___ Extracted records

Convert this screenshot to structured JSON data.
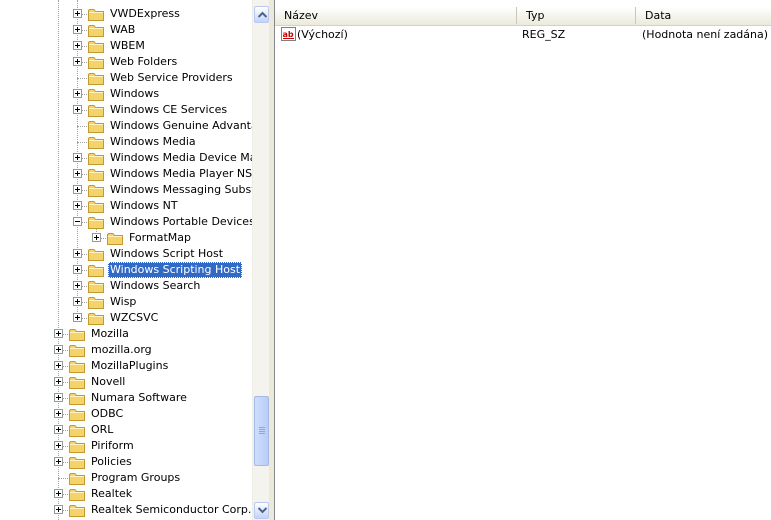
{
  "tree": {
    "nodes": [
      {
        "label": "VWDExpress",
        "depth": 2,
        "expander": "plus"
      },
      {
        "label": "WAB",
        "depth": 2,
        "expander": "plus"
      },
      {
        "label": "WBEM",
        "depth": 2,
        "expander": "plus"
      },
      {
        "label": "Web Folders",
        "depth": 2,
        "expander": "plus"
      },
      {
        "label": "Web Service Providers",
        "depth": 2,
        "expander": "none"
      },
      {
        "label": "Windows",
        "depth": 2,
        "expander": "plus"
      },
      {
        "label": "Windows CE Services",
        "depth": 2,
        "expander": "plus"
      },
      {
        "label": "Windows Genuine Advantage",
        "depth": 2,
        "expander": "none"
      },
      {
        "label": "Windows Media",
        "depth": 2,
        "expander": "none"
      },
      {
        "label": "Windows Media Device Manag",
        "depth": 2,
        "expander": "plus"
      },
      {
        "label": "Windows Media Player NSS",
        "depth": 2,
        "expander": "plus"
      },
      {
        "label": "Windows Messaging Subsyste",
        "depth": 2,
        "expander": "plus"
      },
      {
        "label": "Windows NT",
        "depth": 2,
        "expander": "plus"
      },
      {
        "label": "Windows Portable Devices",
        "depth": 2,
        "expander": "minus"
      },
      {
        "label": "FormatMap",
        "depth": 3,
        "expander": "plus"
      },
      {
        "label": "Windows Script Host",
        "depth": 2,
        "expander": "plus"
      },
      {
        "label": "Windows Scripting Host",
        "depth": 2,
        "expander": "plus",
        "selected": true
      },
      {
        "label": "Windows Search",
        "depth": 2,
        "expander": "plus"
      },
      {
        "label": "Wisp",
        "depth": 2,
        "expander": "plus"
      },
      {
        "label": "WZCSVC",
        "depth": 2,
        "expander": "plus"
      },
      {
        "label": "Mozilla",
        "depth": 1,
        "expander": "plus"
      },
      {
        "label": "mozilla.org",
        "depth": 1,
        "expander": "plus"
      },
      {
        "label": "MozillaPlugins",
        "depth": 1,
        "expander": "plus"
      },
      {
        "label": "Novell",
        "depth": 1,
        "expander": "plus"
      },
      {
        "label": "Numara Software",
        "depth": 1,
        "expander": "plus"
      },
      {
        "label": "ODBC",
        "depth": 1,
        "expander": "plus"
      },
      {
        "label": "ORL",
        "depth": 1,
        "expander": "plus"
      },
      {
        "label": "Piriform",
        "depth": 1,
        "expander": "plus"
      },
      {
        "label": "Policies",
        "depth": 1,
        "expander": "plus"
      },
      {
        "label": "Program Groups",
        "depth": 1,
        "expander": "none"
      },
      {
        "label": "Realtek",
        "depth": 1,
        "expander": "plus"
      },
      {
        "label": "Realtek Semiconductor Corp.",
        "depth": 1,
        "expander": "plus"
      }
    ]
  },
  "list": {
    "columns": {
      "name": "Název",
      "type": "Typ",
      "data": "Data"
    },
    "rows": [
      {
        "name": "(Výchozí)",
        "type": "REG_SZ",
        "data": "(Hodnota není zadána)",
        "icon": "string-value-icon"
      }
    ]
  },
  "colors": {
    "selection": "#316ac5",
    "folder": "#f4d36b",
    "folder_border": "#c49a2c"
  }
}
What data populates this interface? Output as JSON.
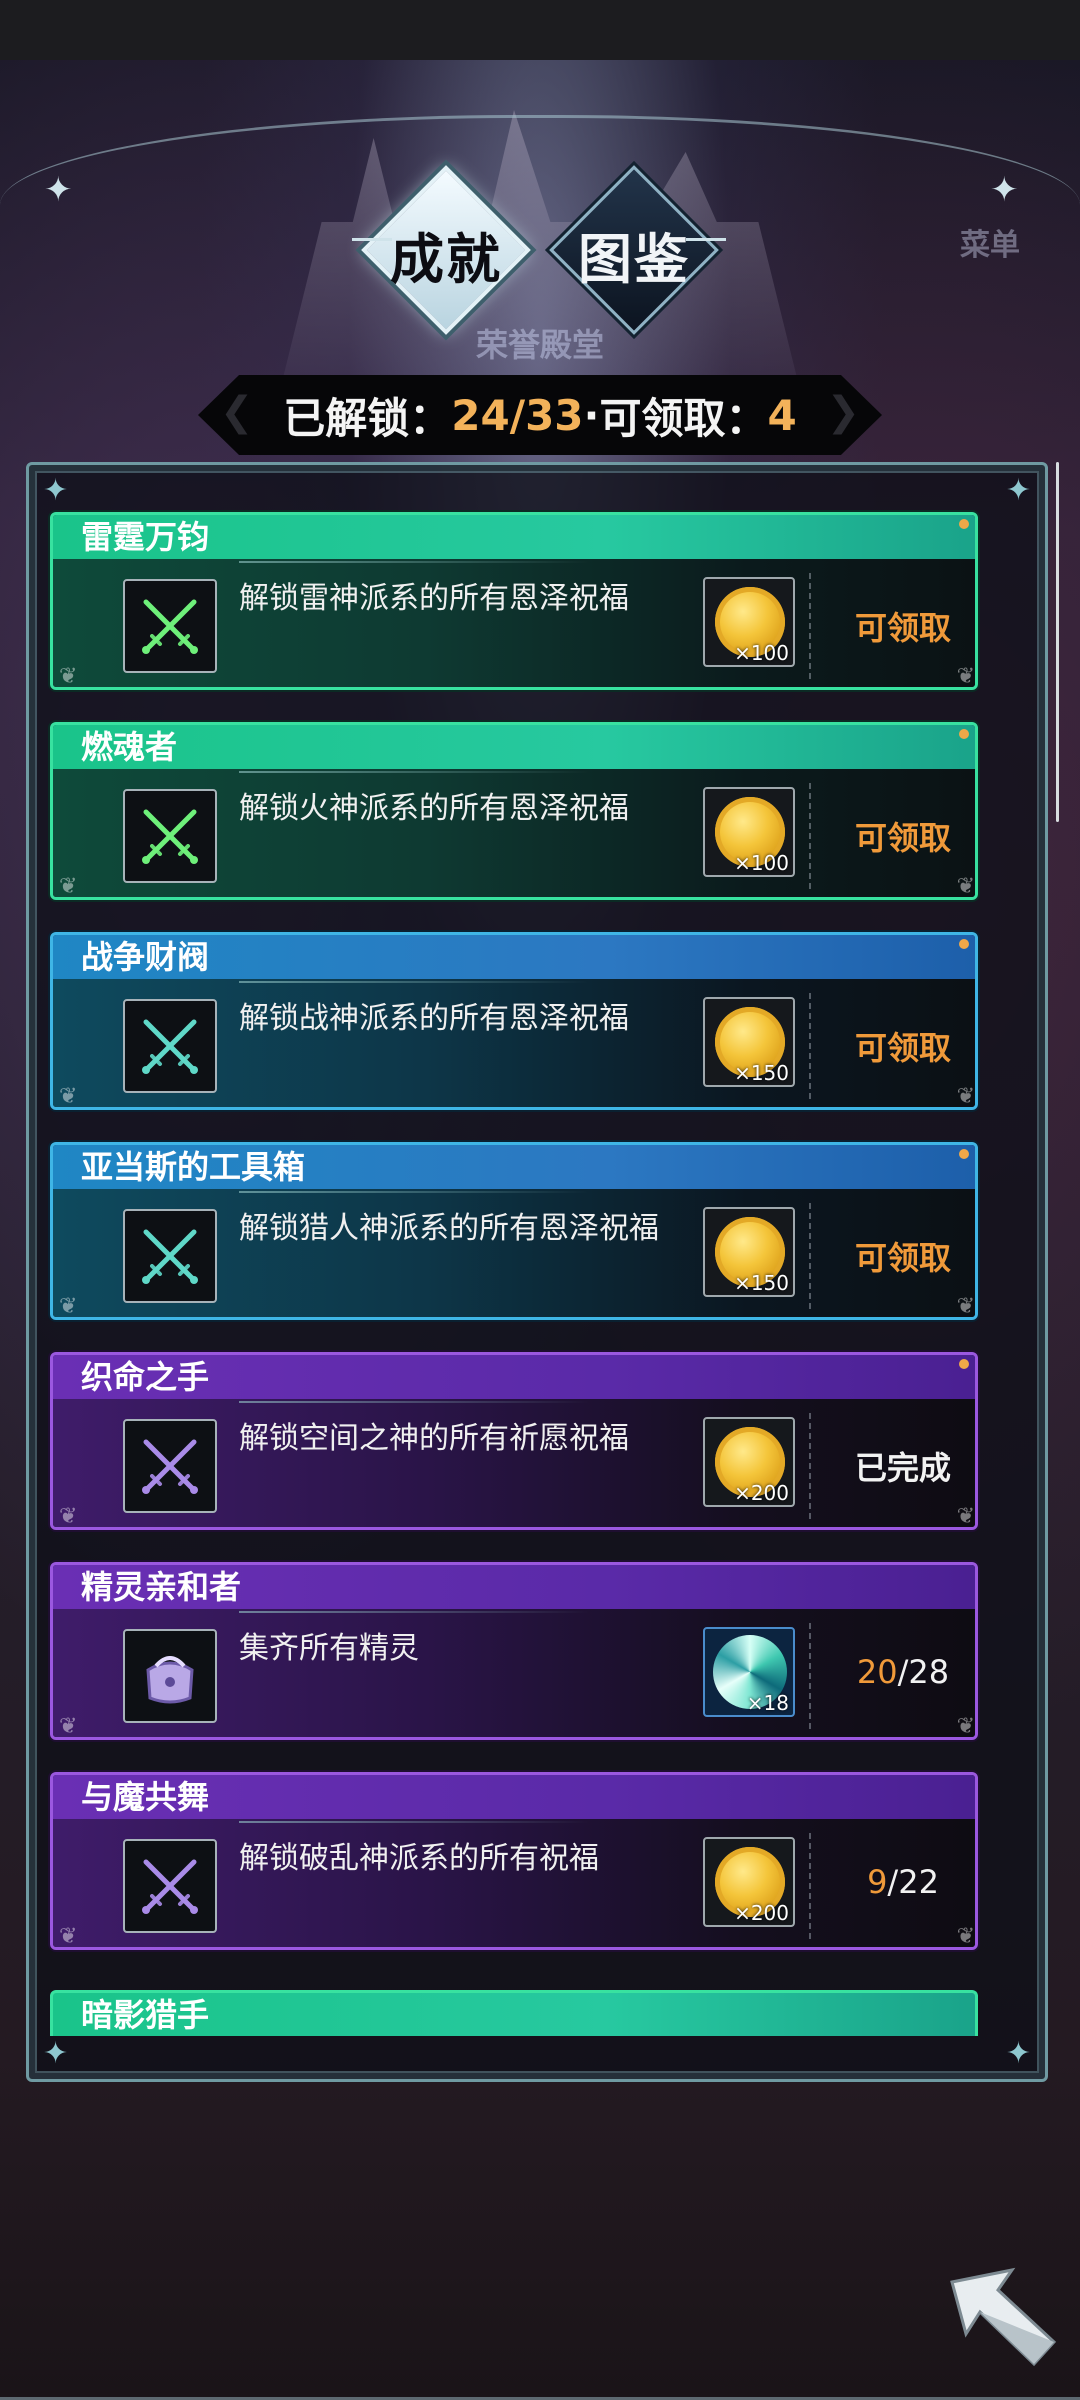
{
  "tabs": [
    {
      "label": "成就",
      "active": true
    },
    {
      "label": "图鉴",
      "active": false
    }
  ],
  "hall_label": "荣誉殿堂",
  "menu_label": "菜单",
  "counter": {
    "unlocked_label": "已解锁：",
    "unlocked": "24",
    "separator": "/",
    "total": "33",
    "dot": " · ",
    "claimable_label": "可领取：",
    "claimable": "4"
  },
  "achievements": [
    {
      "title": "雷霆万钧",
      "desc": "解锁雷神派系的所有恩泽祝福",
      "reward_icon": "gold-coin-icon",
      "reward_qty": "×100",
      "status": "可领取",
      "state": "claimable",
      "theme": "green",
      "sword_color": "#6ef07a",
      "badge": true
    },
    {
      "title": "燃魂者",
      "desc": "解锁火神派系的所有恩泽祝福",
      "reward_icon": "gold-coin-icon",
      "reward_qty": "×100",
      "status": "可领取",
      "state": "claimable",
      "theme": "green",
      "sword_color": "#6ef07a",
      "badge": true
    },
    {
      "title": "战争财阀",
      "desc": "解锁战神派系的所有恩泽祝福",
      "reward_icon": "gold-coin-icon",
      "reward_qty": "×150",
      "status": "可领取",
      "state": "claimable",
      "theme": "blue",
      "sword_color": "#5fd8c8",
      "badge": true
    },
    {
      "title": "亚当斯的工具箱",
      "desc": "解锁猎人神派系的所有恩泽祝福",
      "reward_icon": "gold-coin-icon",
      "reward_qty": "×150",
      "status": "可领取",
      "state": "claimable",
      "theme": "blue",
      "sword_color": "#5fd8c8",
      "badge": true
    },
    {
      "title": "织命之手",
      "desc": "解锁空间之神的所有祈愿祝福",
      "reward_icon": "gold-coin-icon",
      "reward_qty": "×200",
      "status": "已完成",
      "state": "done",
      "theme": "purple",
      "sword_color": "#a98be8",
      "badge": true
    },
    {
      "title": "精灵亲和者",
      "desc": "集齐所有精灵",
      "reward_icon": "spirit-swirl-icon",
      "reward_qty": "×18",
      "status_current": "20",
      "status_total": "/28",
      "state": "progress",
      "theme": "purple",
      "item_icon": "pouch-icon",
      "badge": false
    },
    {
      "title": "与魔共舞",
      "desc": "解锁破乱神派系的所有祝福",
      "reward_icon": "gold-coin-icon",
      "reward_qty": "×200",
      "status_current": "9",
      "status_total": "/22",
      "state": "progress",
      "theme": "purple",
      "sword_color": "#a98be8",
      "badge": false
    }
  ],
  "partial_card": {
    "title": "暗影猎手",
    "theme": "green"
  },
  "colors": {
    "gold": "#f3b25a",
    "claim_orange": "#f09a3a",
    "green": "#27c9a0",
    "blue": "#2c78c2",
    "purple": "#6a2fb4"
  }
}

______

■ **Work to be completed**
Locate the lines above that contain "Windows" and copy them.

■ **The completed task**
        "label": "Windows",
        "label": "Windows CE Services",
        "label": "Windows Genuine Advantage",
        "label": "Windows Media",
        "label": "Windows Media Device Manag",
        "label": "Windows Media Player NSS",
        "label": "Windows Messaging Subsyste",
        "label": "Windows NT",
        "label": "Windows Portable Devices",
        "label": "Windows Script Host",
        "label": "Windows Scripting Host",
        "label": "Windows Search",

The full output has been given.